This exercise asks for a copy of each line in the records below with the word "data" in it.

Provided records >>
◆ ◆ ◆ ◆ ◆

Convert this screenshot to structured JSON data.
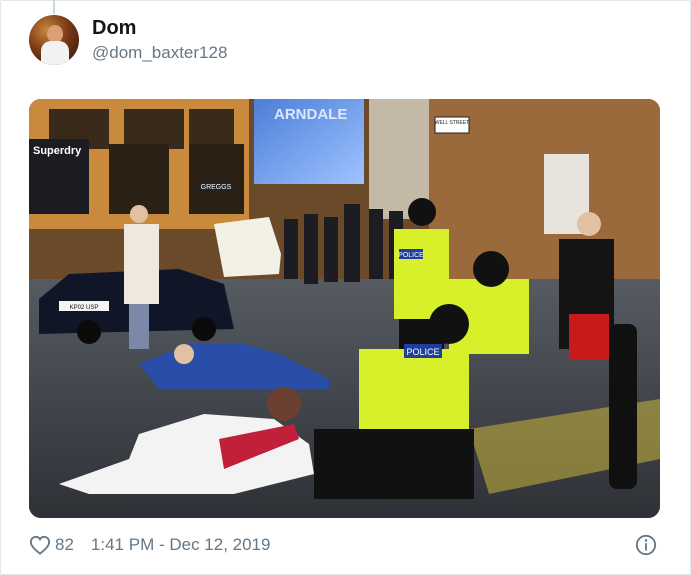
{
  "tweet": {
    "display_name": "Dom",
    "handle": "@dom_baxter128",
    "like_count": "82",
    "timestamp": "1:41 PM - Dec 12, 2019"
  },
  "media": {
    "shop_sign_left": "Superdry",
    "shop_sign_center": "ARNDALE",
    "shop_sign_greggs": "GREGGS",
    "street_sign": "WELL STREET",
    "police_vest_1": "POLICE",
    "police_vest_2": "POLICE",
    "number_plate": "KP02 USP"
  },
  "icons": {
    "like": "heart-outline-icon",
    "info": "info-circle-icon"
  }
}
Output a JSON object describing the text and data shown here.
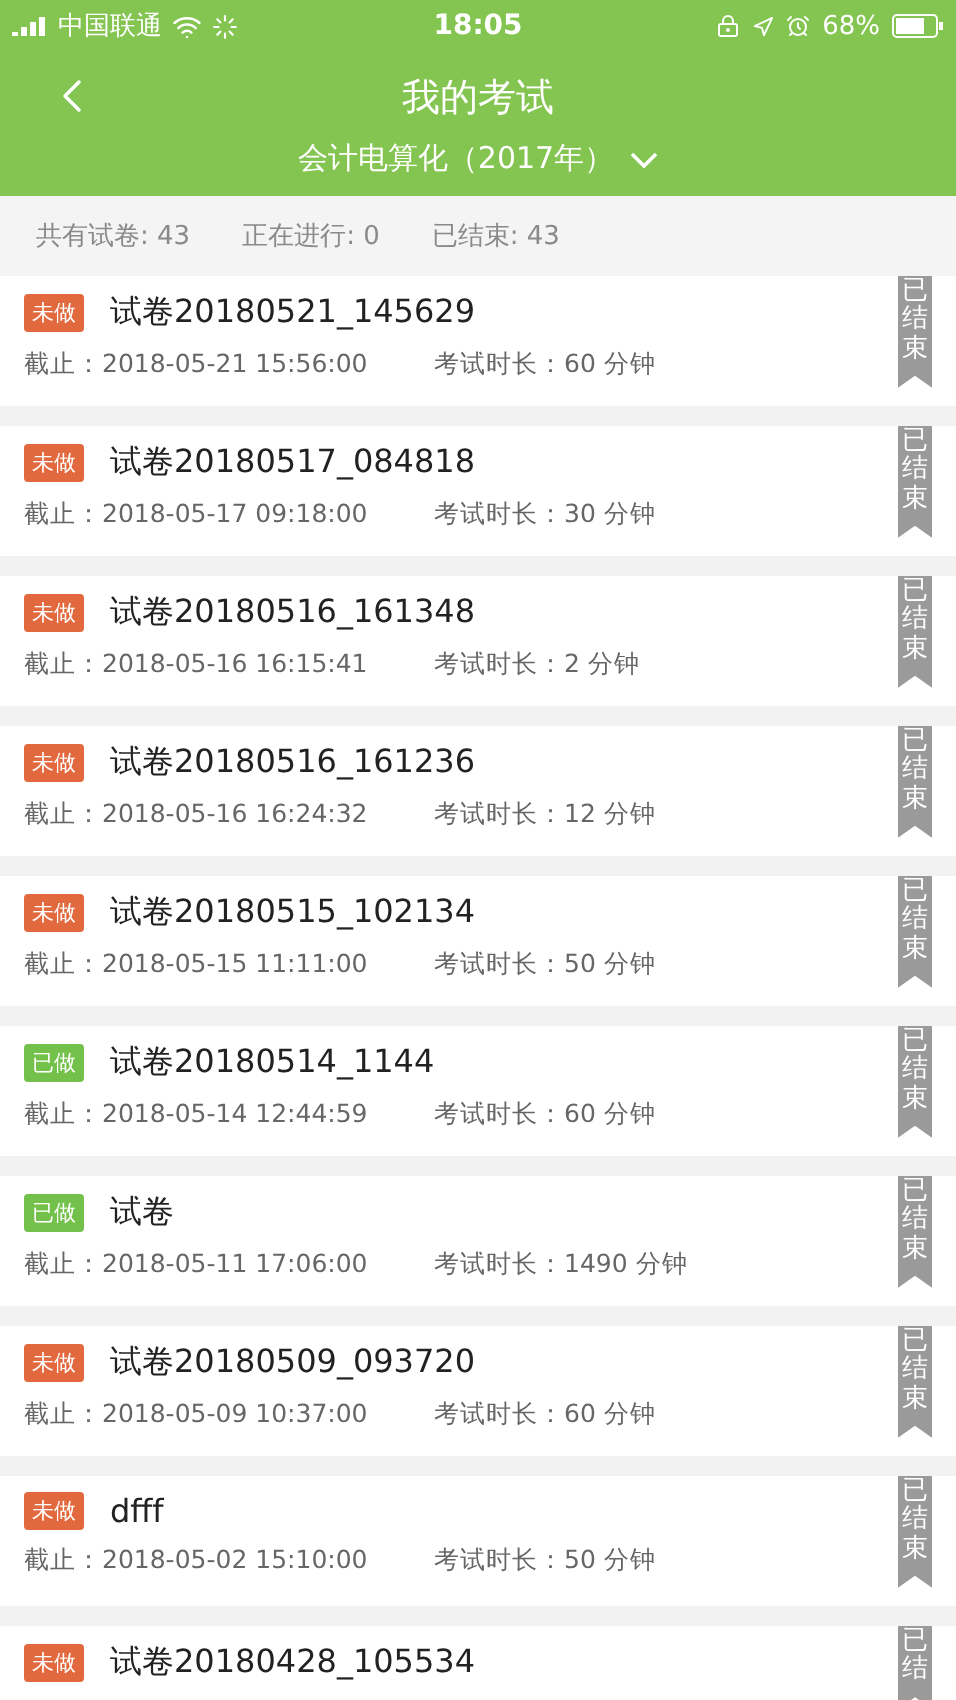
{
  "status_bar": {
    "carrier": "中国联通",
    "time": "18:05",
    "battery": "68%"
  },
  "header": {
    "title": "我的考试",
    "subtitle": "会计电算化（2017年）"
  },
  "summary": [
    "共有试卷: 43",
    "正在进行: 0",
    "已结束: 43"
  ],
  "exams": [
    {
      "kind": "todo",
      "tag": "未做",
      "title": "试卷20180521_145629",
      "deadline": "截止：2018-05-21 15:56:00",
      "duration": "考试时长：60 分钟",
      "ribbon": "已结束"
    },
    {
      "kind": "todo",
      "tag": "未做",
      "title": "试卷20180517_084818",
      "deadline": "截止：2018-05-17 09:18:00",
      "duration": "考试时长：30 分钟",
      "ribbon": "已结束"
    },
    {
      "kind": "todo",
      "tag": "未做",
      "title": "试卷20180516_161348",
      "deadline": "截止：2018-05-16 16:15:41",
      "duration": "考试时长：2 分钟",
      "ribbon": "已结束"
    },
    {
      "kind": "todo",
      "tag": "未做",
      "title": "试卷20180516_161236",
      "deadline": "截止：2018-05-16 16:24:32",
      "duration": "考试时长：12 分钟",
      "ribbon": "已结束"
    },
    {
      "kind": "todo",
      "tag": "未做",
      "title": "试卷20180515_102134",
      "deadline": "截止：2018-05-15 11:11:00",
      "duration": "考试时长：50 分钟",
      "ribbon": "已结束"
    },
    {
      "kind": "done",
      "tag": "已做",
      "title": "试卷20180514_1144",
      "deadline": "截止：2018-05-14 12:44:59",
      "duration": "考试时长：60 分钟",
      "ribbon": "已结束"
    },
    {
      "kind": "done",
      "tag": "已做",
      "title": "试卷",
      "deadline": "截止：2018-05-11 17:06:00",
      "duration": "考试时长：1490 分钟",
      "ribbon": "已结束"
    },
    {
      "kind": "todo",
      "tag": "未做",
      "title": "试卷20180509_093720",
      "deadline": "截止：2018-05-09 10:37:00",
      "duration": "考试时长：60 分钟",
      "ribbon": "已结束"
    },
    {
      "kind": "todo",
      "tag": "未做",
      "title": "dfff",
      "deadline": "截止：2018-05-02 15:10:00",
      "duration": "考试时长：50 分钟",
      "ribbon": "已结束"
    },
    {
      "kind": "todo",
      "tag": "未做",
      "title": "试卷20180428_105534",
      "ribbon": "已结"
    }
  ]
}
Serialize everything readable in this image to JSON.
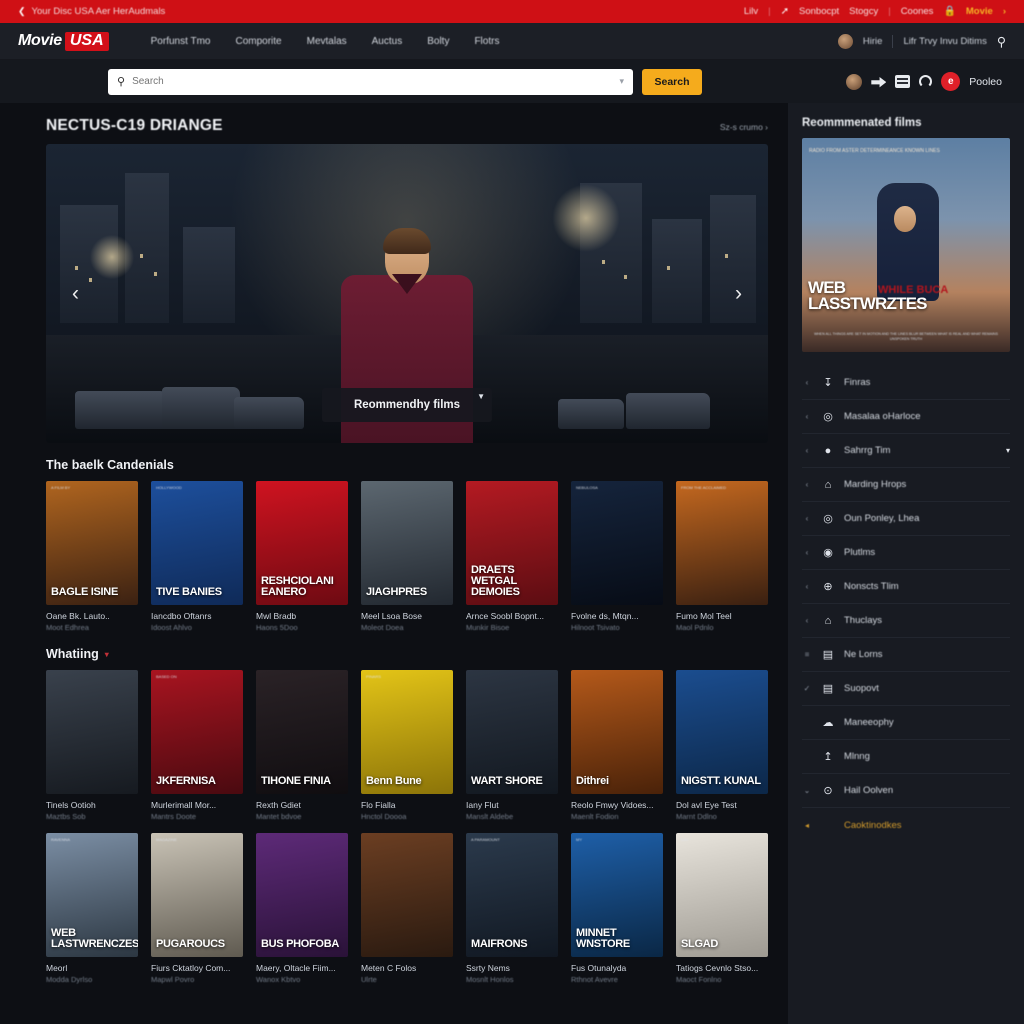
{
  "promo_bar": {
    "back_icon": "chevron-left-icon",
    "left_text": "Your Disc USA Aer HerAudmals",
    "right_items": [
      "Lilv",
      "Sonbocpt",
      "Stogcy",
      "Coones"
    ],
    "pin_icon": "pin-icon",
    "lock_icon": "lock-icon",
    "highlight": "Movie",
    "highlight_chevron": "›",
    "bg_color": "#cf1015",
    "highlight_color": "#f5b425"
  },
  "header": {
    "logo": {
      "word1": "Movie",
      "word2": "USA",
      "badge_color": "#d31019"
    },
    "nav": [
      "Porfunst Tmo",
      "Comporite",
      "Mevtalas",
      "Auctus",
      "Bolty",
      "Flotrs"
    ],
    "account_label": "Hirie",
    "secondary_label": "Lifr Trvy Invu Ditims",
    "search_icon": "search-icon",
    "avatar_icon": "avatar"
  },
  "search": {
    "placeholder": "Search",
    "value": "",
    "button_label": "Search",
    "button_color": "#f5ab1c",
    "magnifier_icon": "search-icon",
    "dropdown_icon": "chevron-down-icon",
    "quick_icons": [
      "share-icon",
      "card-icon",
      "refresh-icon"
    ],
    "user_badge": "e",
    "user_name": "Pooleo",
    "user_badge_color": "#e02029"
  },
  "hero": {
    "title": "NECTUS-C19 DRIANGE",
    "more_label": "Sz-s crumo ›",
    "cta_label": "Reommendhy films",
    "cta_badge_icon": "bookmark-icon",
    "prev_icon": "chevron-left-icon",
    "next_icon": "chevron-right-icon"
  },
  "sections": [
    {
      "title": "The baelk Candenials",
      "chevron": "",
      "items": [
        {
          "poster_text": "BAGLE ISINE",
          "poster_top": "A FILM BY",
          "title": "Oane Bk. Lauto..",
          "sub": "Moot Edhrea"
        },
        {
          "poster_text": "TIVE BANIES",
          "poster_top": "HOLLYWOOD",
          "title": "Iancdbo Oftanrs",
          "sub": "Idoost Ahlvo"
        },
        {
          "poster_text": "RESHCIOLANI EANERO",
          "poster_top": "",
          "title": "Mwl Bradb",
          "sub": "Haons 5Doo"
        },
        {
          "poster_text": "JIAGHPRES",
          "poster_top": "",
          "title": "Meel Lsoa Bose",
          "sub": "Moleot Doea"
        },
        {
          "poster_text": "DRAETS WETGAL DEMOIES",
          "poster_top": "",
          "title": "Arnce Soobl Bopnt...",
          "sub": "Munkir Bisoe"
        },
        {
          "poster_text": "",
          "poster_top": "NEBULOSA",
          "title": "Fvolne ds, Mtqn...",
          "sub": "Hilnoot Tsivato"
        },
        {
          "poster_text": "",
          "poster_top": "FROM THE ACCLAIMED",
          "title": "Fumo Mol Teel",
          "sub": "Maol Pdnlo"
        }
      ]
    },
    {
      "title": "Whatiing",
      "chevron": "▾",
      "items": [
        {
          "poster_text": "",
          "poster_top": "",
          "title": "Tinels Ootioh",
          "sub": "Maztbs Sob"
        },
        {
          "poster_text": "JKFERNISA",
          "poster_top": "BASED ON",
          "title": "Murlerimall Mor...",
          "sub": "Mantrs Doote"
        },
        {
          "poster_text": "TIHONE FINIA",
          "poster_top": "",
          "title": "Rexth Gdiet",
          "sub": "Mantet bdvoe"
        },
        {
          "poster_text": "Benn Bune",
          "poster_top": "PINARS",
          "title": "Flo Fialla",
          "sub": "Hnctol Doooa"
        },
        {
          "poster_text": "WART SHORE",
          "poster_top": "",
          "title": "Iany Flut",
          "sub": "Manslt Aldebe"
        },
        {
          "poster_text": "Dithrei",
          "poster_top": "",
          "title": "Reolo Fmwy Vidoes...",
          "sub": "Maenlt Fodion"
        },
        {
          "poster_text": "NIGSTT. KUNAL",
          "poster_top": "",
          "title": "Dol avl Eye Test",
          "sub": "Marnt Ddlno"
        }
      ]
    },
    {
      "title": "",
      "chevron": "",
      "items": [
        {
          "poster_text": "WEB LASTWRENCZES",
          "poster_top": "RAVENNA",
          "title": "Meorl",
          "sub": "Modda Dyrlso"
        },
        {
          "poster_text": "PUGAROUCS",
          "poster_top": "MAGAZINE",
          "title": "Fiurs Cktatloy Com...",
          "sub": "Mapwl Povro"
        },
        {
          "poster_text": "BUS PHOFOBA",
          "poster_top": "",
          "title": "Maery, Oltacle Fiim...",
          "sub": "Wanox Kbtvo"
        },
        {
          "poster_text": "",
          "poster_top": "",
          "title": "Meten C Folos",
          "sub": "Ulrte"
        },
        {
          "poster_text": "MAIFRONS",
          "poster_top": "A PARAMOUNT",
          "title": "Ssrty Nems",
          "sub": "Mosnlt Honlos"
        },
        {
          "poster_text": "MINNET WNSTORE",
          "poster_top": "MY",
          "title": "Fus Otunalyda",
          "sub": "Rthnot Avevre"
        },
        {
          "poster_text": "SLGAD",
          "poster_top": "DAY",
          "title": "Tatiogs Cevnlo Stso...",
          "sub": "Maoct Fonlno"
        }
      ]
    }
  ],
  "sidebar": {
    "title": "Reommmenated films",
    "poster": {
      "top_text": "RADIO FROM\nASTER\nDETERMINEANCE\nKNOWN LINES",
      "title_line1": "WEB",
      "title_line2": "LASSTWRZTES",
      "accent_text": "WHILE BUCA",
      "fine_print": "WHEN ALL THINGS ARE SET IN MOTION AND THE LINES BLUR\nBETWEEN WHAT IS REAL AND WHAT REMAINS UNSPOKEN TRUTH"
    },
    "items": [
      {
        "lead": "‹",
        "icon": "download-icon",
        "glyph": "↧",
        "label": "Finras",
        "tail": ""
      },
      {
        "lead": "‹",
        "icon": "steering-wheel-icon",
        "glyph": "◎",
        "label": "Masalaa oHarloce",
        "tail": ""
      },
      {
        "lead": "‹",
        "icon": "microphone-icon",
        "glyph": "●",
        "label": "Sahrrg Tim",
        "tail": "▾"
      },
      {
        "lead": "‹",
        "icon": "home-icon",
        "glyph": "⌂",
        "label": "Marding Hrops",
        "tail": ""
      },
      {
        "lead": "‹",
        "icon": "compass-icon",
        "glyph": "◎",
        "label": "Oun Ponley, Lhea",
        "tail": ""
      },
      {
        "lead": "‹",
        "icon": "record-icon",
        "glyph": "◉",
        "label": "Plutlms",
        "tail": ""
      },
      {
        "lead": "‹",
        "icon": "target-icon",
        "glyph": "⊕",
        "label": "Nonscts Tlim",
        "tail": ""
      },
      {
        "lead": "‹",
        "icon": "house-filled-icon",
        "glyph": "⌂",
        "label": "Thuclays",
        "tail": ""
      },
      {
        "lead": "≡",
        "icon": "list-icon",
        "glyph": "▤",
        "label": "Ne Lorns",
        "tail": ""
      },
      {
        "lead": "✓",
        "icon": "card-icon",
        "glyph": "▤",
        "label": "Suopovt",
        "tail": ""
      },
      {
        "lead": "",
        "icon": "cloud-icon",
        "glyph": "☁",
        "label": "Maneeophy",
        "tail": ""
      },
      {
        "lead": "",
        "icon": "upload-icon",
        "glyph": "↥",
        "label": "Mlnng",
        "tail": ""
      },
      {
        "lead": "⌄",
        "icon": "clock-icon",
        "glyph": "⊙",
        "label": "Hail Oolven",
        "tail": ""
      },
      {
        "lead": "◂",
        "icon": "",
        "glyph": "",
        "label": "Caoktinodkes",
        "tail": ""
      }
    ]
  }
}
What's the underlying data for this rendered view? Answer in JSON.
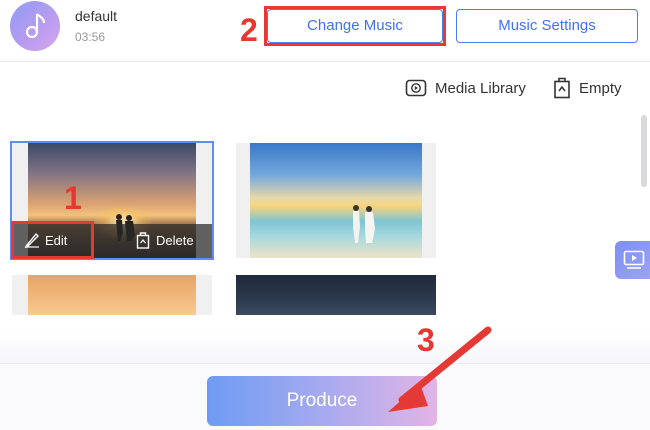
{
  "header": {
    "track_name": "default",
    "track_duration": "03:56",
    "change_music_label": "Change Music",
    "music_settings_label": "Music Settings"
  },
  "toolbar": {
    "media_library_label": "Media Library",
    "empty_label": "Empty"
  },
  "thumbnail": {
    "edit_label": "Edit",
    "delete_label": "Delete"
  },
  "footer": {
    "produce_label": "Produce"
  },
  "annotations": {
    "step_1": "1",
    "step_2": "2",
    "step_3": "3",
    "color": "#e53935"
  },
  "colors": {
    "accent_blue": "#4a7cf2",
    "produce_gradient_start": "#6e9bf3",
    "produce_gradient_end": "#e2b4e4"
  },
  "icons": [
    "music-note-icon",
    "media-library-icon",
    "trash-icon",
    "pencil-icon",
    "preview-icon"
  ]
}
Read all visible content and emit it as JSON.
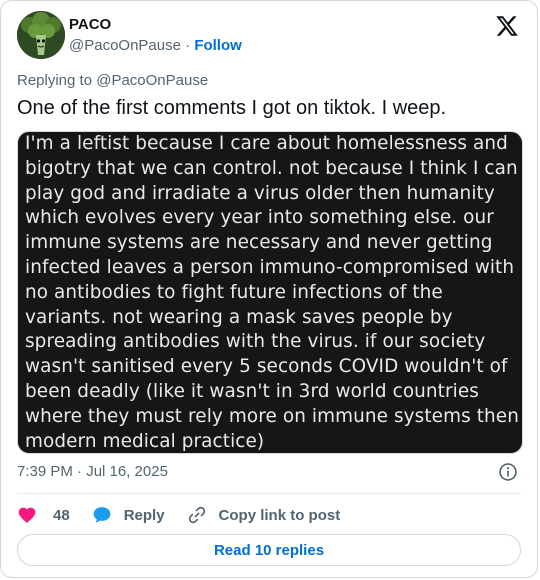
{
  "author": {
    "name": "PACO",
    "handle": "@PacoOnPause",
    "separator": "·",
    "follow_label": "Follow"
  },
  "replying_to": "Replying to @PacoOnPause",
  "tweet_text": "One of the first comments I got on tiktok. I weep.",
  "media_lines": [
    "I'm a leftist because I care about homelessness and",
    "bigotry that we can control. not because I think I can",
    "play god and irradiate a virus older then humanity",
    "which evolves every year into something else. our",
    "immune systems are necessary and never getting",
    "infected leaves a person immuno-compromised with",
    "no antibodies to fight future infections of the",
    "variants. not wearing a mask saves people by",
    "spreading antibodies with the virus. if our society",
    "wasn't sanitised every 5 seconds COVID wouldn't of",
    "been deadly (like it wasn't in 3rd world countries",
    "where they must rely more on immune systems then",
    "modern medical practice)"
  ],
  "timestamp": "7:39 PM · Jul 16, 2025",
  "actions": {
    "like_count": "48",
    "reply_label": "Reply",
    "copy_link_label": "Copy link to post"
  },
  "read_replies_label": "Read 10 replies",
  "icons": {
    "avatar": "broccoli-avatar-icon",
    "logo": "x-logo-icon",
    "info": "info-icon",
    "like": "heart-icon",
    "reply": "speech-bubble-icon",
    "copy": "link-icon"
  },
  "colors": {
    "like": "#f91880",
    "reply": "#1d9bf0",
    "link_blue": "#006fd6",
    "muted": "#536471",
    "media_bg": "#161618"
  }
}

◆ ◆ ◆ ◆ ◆

Written answer >>
Convert this screenshot to structured JSON data.
Output a JSON object describing the text and data shown here.
What's the underlying data for this rendered view? Answer in JSON.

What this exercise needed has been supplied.